When playing with the expansion, you add seven cards into the deck, with two cards face down at setup, and when preparing for the next decade, you will flip three cards face up. The scenarios will put historical context to your game and will have you start with certain cards in your hand. You will need to read each scenario when playing, as they all change the game a bit to keep things balanced and to put those big historical events into play. Achievements are added by revealing two from the card types set, two from the agency levels set, and one from the miscellaneous set. Everyone can claim these achievements on their turn similarly to using abilities. When claiming achievements, you place one of your Control cards in your hand on top of the achievement. This Control card will not be usable anymore. The first player to place on a card will get four points at the end of the game, the second will get two points, and the third will get one point; no points will be awarded after that.
The achievements really add on points to the game and help direct players to a goal while playing. There are different achievements each time you play, and your strategy might change each time you play due to these goals being different each time.
Theme and Mechanics:
The theme is exactly what the game title says, a "Space Race." The game uses events from space history to help with the theme, and you will feel it when playing the game. The mechanics used in the game include card drafting, hand management, and simultaneous action selection. These mechanics are used in a way that differs from other games. With the way they are used, you will need to think strategically about your moves and cards.
Artwork and Components:
The artwork is just wonderful, and the lines used across the cards make it easy to know if you have any other actions from cards other than the recently acquired one. The icons match well, and after learning the icons, you will be able to sort out what actions each card has. I was sent a prototype version that was printed differently than the base game and not as good quality. I would expect that in the final version, you will be able to add them to the base game and not know the difference in cards or quality.
To me, a good game makes you think. This game definitely made me think a lot. You have to find a strategy to go with, since you can go after many different cards, as well as figure out if someone else might get to the card you want before you do. You don't have straight conflict with other players, but there is conflict by taking a card that another player wanted or that another player planned on getting when placing it into the universe. The achievements in the expansion game made this game a whole lot better for me, as it guided play a little more for me and helped score more points. Also, everyone else playing was going after the same achievements, and some cards seemed to be more precious than others due to this.
If you are a player that has a hard time making decisions, then you will not like this game as you will gather many cards to potentially get and use, but you won't have enough turns to use them all. You will have to figure out which cards you really want, and sometimes this will take lots of time to sort through. Also, when new to the game, learning what actions are on the cards will take time and will cause the game to be longer than needed. This will also get better with more plays.
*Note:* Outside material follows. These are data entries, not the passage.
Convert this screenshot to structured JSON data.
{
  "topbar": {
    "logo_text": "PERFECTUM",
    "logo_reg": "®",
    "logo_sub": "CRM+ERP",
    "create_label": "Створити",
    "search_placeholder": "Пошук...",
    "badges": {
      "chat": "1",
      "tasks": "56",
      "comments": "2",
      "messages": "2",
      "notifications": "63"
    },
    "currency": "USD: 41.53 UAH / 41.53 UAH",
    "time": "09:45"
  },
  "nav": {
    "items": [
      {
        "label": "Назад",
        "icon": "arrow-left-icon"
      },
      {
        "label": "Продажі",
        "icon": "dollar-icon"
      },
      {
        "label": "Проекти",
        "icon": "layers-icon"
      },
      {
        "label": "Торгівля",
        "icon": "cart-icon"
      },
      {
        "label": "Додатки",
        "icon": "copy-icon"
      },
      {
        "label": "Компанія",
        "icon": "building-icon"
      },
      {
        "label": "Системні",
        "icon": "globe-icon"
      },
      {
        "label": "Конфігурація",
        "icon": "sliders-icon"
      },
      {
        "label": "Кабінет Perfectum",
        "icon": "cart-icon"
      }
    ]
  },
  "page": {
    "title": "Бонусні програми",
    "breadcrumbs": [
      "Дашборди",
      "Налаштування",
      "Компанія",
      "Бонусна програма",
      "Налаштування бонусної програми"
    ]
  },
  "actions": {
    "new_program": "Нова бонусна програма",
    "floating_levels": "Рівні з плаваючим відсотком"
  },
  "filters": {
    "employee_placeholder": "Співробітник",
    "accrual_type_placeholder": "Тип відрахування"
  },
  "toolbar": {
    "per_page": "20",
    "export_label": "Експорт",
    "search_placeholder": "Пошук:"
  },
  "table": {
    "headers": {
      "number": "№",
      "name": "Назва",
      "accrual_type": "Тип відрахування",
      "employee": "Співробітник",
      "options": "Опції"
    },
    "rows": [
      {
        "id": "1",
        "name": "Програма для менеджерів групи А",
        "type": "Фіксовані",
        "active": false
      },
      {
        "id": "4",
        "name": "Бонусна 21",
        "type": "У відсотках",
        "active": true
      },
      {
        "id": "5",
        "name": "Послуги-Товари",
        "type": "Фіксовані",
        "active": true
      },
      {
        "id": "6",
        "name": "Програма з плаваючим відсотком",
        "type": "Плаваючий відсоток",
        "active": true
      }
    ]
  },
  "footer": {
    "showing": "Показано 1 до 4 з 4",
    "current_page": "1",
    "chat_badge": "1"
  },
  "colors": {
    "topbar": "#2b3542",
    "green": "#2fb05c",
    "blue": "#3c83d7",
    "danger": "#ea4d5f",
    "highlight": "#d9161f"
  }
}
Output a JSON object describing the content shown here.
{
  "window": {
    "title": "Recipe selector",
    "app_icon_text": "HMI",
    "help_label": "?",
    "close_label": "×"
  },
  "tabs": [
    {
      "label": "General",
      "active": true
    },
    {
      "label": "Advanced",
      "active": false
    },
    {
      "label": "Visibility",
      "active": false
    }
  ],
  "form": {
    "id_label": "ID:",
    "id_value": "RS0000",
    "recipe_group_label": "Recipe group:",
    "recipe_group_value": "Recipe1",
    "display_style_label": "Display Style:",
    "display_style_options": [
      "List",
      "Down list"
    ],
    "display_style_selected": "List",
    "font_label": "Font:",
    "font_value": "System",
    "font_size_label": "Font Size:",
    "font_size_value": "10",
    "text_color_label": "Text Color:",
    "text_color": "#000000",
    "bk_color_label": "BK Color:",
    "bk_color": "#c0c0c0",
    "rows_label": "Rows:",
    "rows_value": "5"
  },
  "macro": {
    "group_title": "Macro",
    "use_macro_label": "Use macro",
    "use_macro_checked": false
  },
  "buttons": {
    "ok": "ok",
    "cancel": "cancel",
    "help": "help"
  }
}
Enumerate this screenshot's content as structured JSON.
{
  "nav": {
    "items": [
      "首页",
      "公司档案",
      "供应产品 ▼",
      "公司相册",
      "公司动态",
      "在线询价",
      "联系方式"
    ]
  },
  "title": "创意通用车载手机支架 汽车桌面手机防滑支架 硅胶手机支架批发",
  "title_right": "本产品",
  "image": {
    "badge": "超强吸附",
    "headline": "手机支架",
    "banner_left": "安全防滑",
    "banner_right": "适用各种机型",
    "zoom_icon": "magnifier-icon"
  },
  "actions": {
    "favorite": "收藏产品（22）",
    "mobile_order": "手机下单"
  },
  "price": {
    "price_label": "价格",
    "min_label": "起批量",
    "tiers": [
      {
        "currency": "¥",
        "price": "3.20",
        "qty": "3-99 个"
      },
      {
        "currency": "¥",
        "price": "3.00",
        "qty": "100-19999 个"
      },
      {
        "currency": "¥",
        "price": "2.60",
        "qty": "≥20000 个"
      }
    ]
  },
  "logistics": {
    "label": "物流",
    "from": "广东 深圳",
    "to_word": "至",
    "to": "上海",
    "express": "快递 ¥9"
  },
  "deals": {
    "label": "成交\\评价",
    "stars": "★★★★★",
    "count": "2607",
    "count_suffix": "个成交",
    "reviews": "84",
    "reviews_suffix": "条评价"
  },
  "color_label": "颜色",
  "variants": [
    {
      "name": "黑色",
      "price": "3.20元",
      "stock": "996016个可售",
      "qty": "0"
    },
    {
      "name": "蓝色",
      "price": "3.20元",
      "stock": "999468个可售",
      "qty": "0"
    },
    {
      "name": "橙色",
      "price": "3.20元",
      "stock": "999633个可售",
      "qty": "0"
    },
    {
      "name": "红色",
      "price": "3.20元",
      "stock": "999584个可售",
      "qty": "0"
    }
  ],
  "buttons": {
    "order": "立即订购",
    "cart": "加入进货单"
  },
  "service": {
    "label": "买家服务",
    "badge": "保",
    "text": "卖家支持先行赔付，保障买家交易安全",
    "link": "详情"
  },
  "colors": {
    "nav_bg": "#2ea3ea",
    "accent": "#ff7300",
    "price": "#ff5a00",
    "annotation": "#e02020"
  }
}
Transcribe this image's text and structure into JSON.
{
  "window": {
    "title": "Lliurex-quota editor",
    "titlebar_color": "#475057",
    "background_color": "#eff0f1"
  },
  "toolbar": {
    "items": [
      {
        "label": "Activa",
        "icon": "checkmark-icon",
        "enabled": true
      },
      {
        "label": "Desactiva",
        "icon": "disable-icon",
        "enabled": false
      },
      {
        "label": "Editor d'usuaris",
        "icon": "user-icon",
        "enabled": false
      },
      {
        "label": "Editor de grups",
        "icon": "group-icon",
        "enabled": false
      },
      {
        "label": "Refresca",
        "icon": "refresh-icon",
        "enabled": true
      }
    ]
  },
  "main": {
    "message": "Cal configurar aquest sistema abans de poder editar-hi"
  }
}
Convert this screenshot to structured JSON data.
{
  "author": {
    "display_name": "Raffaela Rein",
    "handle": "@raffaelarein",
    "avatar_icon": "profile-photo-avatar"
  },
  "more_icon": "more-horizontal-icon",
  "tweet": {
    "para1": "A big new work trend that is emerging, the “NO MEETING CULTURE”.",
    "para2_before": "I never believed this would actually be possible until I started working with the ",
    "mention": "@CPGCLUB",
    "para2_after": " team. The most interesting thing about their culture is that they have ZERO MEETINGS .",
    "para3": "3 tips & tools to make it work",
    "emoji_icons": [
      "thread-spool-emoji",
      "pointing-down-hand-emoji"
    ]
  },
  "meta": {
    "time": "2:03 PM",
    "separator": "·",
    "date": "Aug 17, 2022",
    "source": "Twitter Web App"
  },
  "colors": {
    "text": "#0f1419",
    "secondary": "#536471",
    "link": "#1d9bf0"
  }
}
The base game is a great game by itself, but the Interkosmos expansion adds some much-needed mechanics and goals into play. It also adds some scenarios that end up telling a great story. We played "The Dawn of an Era" with NASA (USA) and Soviet (Russia) going head to head and using special cards like Moon Speech, Small Step for Man, Sputnik 1, and Leaving Earth.
Players Who Like:
If you enjoy games that connect you to history or tell a story, you will need to check out this game. This game is perfect for those who don't like direct conflict during play but still enjoy the strategy and interaction it presents.
I am giving Space Race: Interkosmos an 8 out of 10 super meeples.
See Brody's original post at http://www.everythingboardgames.com/2017/11/space-race-inter...